The students were tasked with taking the complex topic of cybersecurity threats to the United States and explaining it in such a way that almost any reader could understand. Martinez said this has long-standing effects of helping the public at large understand a topic that is only becoming more important in our modern times of technological attacks.

“[The students] were very much able to wrap their heads around the very broad and, quite frankly, very complicated issue that even our own research experts wrestle with on a daily basis,” Martinez said.

Loop said the residual impact of the program is two-fold; the project helps to educate the public on an important issue, and creating it added to the students’ portfolios.

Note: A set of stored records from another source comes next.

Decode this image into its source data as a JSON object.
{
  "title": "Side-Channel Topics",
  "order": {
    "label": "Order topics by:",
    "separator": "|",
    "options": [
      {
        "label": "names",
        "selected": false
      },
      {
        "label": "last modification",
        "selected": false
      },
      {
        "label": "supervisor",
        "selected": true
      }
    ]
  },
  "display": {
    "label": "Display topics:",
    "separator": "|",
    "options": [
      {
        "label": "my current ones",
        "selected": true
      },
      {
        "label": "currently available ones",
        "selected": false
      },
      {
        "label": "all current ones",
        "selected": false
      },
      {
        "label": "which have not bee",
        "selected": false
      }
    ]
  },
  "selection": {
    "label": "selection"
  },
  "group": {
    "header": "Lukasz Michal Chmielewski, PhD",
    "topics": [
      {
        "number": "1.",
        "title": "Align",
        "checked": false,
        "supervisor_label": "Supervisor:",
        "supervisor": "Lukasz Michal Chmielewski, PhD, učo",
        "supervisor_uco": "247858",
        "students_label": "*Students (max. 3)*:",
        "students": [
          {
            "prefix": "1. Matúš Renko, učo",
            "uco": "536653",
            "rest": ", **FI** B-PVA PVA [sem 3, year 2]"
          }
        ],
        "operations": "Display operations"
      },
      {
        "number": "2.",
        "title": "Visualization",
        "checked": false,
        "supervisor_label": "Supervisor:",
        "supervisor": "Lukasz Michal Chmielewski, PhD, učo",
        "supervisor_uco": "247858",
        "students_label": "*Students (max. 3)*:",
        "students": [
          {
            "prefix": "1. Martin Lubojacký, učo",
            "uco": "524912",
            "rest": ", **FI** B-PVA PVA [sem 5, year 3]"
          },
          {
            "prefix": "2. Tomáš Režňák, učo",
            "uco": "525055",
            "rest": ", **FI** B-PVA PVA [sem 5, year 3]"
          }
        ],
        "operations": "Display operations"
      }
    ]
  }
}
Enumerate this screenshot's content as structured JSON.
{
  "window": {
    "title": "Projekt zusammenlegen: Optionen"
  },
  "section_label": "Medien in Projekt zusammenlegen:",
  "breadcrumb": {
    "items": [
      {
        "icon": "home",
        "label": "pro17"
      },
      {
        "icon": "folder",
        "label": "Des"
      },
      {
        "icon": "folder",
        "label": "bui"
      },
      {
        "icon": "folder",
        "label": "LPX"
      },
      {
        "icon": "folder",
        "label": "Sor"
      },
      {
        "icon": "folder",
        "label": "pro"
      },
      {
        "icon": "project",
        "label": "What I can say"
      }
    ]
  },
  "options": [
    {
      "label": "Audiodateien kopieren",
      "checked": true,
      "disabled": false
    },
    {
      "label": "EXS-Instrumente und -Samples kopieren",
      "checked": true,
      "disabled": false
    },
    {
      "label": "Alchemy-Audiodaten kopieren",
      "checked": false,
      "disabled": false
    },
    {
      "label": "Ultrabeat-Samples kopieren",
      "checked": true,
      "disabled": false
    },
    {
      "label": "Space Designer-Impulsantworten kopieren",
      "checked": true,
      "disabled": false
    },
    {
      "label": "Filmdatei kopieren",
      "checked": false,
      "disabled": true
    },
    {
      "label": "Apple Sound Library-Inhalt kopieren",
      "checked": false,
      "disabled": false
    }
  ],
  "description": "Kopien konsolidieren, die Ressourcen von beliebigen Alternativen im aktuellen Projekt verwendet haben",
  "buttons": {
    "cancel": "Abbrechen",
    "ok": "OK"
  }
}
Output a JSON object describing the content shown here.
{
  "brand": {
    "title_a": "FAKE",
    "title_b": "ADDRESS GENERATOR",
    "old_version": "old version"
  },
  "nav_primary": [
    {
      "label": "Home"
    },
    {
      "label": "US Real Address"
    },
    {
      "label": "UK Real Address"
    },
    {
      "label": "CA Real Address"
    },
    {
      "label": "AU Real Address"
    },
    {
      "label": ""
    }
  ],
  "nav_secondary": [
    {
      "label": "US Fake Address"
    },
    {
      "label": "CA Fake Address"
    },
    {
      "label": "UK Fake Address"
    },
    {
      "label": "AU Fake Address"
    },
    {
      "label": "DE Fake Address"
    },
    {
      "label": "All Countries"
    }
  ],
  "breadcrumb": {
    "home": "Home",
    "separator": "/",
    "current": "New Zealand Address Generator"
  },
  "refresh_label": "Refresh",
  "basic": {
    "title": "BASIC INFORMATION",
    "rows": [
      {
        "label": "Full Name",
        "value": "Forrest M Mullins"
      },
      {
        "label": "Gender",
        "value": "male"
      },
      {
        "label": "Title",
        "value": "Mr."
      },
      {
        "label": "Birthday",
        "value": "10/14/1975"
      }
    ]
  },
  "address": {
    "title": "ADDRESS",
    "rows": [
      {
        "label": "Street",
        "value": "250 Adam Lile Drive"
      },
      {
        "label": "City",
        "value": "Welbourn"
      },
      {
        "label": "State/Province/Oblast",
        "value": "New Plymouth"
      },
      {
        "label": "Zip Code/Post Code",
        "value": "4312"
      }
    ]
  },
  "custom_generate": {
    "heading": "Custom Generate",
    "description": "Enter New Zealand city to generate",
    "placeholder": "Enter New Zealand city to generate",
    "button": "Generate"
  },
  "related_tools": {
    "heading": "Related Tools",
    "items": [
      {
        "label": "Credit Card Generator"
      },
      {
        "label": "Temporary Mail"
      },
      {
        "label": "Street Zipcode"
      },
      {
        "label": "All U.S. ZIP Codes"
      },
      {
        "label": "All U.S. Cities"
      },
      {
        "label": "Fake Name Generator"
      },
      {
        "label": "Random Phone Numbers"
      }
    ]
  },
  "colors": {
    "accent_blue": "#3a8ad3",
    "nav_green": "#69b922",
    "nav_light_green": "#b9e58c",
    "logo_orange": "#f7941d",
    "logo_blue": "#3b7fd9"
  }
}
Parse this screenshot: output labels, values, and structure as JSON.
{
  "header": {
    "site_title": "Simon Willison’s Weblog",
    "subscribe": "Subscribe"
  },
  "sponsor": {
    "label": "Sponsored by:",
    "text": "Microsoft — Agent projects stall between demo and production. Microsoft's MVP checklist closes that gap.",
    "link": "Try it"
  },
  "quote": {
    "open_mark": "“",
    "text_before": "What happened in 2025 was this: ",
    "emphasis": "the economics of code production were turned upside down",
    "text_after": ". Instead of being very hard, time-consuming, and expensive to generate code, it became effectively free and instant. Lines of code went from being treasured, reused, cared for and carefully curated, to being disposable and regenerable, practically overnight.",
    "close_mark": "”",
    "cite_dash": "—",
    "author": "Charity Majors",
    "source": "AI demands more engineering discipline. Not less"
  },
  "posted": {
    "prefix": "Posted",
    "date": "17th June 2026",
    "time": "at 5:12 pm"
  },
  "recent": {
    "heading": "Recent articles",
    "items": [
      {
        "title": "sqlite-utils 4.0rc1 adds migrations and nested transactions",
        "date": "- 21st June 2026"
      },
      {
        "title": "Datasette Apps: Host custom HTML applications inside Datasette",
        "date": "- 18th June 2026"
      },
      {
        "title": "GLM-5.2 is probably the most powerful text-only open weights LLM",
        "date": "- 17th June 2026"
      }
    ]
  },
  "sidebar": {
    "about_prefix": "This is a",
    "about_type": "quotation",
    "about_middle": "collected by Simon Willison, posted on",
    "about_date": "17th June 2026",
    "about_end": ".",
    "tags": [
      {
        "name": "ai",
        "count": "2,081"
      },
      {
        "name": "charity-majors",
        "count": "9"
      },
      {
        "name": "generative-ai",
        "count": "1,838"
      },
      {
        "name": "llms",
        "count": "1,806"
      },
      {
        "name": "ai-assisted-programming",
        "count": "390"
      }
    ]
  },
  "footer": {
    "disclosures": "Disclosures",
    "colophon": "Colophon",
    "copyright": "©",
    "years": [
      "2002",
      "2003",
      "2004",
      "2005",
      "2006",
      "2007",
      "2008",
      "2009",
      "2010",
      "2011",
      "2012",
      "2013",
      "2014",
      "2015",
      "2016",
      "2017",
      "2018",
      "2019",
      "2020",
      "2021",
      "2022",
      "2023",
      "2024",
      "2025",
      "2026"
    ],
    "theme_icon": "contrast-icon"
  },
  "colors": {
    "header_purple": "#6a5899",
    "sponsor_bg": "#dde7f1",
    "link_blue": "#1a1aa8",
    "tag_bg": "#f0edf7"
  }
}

“For the students, it benefits them in their career in developing contacts in the D.C. metro area for those who want to work in political journalism,” Loop said. “For society, it’s a reminder about not what the last threat or the last war was but what the last war might be.”

The bootcamp also helped students prepare for the real world of journalism, which is fast-paced, complex and not always well-liked by society, Araki said.

“It’s an industry that’s reviled and really misunderstood as to the importance of the role it plays in society,” Araki said. “My hope is that the students are able and better equipped to be able to explain the increasingly complex things that are going on in our world in a way that will make people care.”

In all, those interviewed said the experience was worthwhile. Martinez said getting to work with and guide the students was a unique chance to spread what he has learned to those eager to learn it.

“I loved the group,” Martinez said. “We got to joke quite a bit, and we got to know each other very well, and I’m just really excited for their futures.”

The bootcamp was funded by a grant through the Stavros Niarchos Foundation in Greece. The grant paid for nearly all the students’ expenses, including travel, lodging, city transportation and most meals.

Additional information on the bootcamp, as well as the students’ project, can be found at journalism.csis.org.


No comments on this story | Please log in to comment by clicking here
Please log in or register to add your comment